Lord Dacrre in his article What’s in a Name (Nov. 1962), wrote of Shake-Speare: “We realise that he was highly educated, even erudite. It is true that he does not parade his learning. He wears no carapace of classical or biblical or philosophical scholarship, like Dante or Milton. Be he is clearly familiar, in an easy, assured manner, with the wide learning of his time; and had the general intellectual formation of a cultivated man of the Renaissance. He was at home in the Aristotelian cosmology of his time, he had learned the new Platonic philosophy. He was familiar with foreign countries, foreign affairs, foreign languages”.
A.L.Rowse in Shakespeare the Man (1973), p. 53, wrote:
“The player-poet was a very much a reading man – one might almost say bookish, except for the pejorative overtone; for him life was more important than books”.
Peter Levi in The Life and Times of William Shakespeare (1988), p. 34, wrote:
“The one certain thing we know about Shakespeare’s youthful occupations is that he read a great deal…he was an omniverous reader…at some point he read a lot more Latin [than he had read at school], learned French well, and I think some Italian later, attempted a study of the Law and in general devoured whatever came to his hand…[at p. 87] Shakespeare draws on wider reading and more intense experience of poetry than most scholars can command”.

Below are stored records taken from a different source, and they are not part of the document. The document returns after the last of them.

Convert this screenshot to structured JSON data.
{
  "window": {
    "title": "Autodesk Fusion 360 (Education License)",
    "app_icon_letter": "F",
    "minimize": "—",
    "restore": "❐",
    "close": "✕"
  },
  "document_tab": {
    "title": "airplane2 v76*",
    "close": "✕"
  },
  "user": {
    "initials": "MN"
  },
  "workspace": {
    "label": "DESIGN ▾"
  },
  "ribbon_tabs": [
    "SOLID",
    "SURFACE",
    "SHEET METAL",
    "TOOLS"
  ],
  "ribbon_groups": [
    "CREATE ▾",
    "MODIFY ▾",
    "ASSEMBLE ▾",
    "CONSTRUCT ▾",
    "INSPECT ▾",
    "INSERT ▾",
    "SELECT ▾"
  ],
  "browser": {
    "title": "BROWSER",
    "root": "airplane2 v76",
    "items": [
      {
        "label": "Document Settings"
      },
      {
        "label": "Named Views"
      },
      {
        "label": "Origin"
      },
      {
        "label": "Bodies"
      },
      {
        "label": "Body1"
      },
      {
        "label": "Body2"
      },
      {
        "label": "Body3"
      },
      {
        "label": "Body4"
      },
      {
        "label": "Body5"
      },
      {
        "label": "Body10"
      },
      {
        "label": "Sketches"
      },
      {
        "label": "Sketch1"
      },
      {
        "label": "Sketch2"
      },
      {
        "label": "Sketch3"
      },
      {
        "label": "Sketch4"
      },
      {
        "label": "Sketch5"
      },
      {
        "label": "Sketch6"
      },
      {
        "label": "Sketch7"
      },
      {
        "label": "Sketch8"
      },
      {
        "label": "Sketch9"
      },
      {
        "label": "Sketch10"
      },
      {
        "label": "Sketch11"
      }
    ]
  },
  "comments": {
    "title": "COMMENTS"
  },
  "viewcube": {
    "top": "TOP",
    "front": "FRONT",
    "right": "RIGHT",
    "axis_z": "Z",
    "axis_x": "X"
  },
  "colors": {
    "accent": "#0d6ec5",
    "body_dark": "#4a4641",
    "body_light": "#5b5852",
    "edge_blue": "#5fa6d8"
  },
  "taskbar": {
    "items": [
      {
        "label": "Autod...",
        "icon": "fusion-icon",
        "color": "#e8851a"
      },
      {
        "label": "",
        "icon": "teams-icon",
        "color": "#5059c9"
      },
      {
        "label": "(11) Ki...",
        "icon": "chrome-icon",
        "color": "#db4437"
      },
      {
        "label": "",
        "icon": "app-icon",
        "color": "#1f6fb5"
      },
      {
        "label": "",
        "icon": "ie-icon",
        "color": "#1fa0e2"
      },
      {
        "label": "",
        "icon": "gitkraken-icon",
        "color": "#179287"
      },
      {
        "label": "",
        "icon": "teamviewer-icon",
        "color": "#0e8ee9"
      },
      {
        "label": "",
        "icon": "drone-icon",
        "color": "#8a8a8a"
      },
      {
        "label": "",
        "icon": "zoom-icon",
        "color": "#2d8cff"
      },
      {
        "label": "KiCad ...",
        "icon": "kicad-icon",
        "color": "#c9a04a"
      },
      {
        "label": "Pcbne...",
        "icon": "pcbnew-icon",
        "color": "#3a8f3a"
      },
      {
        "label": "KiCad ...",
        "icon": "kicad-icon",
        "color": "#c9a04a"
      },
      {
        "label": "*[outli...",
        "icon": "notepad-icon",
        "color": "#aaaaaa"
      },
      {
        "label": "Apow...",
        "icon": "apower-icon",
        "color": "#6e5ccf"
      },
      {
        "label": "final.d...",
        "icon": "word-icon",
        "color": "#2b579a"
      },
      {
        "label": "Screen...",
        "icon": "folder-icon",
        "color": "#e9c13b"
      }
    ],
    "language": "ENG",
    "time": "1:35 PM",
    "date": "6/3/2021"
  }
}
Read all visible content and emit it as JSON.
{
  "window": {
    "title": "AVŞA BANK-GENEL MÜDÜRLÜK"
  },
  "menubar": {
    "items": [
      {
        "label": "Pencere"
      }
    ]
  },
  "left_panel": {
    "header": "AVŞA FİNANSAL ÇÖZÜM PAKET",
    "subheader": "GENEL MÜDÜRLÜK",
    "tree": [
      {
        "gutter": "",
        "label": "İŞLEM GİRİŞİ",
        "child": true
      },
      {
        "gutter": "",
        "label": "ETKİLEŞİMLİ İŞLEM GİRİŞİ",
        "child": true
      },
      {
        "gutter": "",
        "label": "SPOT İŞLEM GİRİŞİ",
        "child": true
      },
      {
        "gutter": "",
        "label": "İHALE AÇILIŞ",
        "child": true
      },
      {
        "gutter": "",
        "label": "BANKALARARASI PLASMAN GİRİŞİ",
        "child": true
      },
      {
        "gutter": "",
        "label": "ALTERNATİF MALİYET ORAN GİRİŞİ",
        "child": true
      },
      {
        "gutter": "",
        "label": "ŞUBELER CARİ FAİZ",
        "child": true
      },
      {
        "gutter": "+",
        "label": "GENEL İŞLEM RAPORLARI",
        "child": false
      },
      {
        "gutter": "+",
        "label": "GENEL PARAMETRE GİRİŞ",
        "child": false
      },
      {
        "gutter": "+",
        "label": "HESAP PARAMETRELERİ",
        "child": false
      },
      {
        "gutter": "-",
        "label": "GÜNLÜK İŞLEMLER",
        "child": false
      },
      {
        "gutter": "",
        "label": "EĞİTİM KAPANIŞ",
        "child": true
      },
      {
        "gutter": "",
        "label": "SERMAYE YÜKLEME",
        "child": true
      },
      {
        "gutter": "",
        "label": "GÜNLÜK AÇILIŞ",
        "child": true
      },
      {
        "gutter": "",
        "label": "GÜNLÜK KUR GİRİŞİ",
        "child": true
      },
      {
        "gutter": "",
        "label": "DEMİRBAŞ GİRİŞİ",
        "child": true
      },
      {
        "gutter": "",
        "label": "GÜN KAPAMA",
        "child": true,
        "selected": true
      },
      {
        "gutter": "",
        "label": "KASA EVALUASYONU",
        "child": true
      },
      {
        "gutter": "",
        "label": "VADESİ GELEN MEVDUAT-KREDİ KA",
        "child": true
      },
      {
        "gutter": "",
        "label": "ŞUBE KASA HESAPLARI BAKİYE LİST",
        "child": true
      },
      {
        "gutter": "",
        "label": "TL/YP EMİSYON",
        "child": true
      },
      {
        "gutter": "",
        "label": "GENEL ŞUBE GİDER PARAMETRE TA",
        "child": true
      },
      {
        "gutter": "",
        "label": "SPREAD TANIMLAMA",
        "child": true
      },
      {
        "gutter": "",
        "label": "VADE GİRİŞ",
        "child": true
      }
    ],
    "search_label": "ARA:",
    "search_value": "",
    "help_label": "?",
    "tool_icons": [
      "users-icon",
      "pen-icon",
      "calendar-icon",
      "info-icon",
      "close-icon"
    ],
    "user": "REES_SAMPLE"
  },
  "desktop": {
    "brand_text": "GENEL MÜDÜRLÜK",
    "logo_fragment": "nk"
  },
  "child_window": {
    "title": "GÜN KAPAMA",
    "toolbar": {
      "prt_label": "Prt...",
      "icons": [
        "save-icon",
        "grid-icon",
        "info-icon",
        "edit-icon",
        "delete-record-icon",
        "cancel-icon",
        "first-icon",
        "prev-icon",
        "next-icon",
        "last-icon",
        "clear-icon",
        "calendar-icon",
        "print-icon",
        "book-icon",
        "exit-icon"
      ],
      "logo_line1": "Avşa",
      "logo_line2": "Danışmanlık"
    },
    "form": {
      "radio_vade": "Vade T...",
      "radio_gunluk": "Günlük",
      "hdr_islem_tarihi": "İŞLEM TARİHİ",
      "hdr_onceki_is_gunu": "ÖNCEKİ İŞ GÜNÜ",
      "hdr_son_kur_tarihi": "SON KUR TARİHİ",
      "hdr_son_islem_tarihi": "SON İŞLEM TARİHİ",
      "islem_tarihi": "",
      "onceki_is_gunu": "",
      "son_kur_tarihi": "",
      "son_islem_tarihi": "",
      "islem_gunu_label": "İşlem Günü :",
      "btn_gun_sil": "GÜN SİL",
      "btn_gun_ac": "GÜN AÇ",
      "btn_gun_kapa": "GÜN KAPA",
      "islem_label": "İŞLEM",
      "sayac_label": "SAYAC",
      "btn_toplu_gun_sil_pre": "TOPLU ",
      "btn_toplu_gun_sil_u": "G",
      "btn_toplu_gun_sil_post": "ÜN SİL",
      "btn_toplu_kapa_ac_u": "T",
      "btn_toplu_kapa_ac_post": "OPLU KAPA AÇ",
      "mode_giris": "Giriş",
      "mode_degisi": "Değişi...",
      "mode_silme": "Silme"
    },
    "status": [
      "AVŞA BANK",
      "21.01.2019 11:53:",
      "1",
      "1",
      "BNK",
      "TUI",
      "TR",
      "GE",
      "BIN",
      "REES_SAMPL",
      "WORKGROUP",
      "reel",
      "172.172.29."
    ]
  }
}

Samuel Taylor Coleridge (1772-1834), the poet and philosopher, wrote in Biographia Literaria, xv.4 (1817)) (Vol. 2, p. 18, of the edition by J. Shawcross, 1907):
“Shakespeare, no mere child of nature; no automaton of genius, no passive vehicle of inspiration, possessed by the spirit, not possessing it; first studied patiently, meditated deeply, understood minutely, till knowledge, become habitual and intuitive, wedded itself to his habitual feelings, and at length gave birth to that stupendous power by which he stands alone, with no equal or second in his own class”.
This is not surprising considering Shake-Speare’s immense vocabulary. In N. G. Clark’s Elements of the English Language (1866) he said that “The vocabulary of Shakespeare becomes more than double that of any other writer in the English language… English speech, as well as literature, owes more to him than to any other man”.
Sometimes Shake-Speare seems more learned than the editors who to this day have failed to perceive the sources (and hence sometimes the meaning) of some of his lines.
When we now return to Ben Jonson and his comments at Eton College what are we to think? Well, if he believed that William of Stratford was Shake-Speare the playwright, then he must not have known him well or must not have been very astute himself. Otherwise he must surely had recognized that William was very well read and highly learned, if he was indeed the author. We can excuse Ben from not seeing the deep learning in the plays since many other learned readers had also overlooked it. But Ben should have been aware whether or not a person he knew well was “want of learning” or not, if he knew him well and was learned and astute himself.
But if Jonson had not actually known Shakspere well then we have two other possibilities. If William was the learned Shake-Speare, then we cannot use Jonson as a reliable witness to his authorship since we have concluded that Jonson didn’t know William well enough to be sure of that observation. And if Shakspere was only pretending to be the author Shake-Speare, then Jonson could be fooled by this just as he was unable to perceive the deep learning in the Shake-Speare plays.
Finally, if Ben Jonson knew that Shakspere wasn’t the true playwright and was only pretending to believe that he was in order to protect his friend Bacon as the author, then that may be why Jonson would try to convince others that Shake-Speare ‘wanted learning’ and was ‘ignorant of the Ancients’ for surely he knew that Bacon did not fit that profile.